Find the word "cancel" in the listing below. Copy every line that has it.
────────────────────────────────────────
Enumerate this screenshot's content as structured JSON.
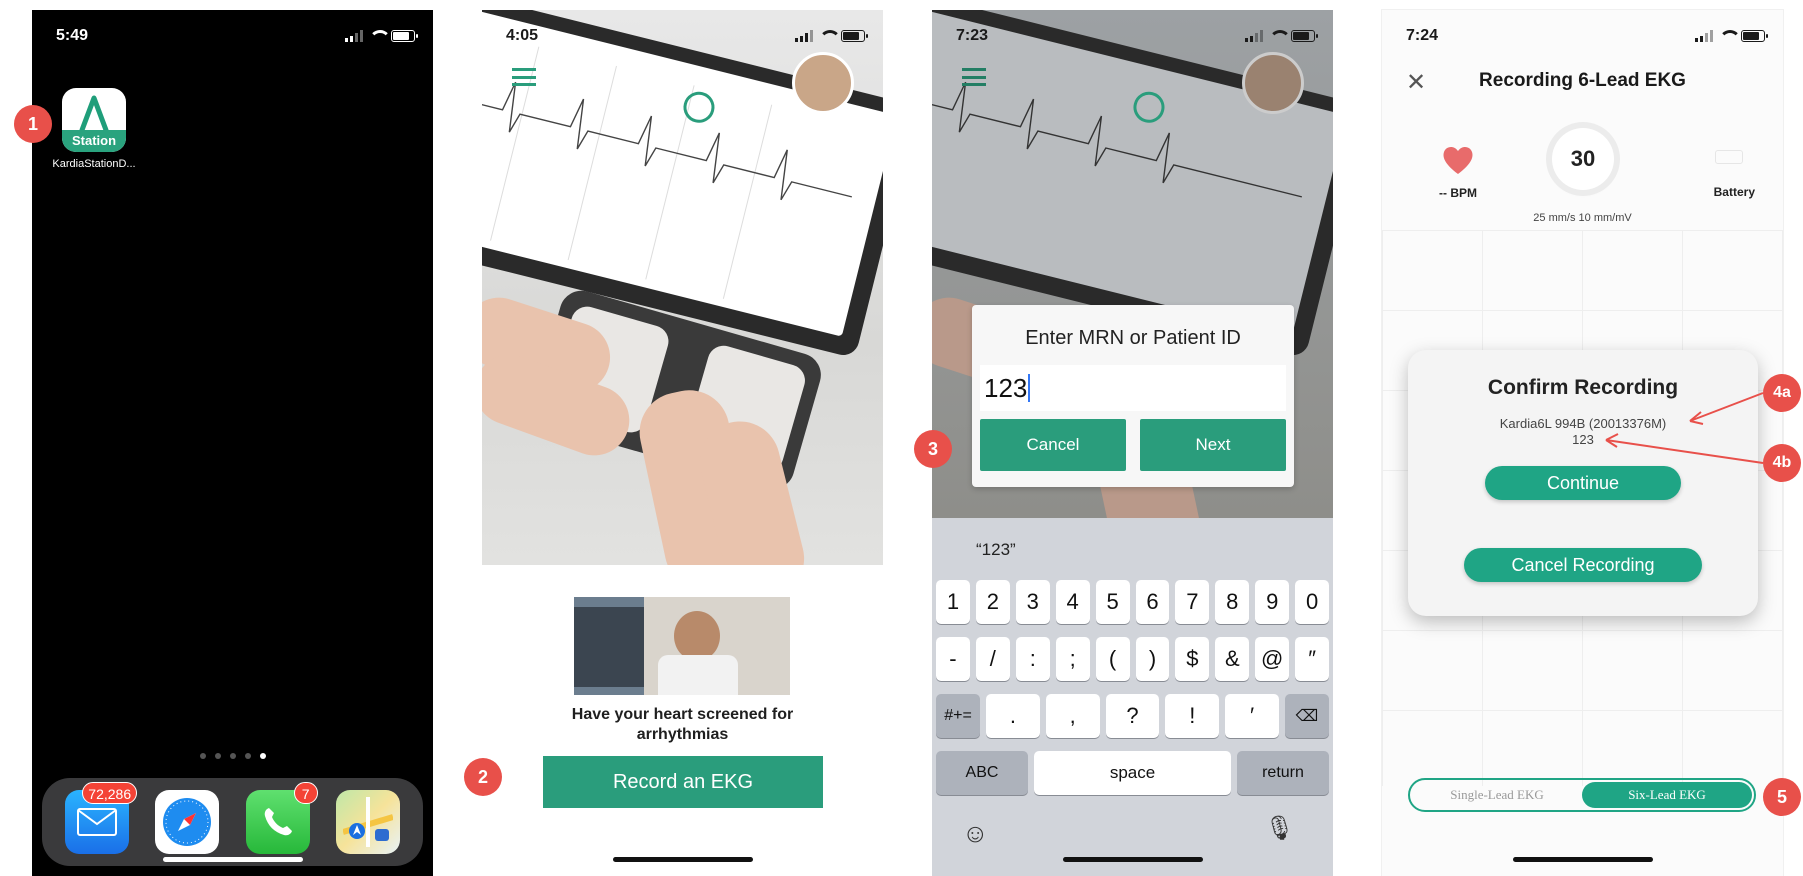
{
  "colors": {
    "accent": "#2a9d7c",
    "step_badge": "#e8504a",
    "notification_badge": "#f44336"
  },
  "screen1": {
    "time": "5:49",
    "app": {
      "icon_text": "Station",
      "label": "KardiaStationD..."
    },
    "dock": {
      "mail_badge": "72,286",
      "phone_badge": "7"
    }
  },
  "screen2": {
    "time": "4:05",
    "promo_text": "Have your heart screened for arrhythmias",
    "record_button": "Record an EKG"
  },
  "screen3": {
    "time": "7:23",
    "dialog": {
      "title": "Enter MRN or Patient ID",
      "value": "123",
      "cancel": "Cancel",
      "next": "Next"
    },
    "keyboard": {
      "suggestion": "“123”",
      "row1": [
        "1",
        "2",
        "3",
        "4",
        "5",
        "6",
        "7",
        "8",
        "9",
        "0"
      ],
      "row2": [
        "-",
        "/",
        ":",
        ";",
        "(",
        ")",
        "$",
        "&",
        "@",
        "″"
      ],
      "row3": [
        "#+=",
        ".",
        ",",
        "?",
        "!",
        "′",
        "⌫"
      ],
      "abc": "ABC",
      "space": "space",
      "return": "return"
    }
  },
  "screen4": {
    "time": "7:24",
    "title": "Recording 6-Lead EKG",
    "bpm": "-- BPM",
    "timer": "30",
    "battery": "Battery",
    "speeds": "25 mm/s  10 mm/mV",
    "confirm": {
      "title": "Confirm Recording",
      "device": "Kardia6L 994B (20013376M)",
      "patient_id": "123",
      "continue": "Continue",
      "cancel": "Cancel Recording"
    },
    "segment": {
      "single": "Single-Lead EKG",
      "six": "Six-Lead EKG"
    }
  },
  "steps": [
    "1",
    "2",
    "3",
    "4a",
    "4b",
    "5"
  ]
}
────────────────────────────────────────
#### RESPONSE TO THE EXERCISE:
      "cancel": "Cancel",
      "cancel": "Cancel Recording"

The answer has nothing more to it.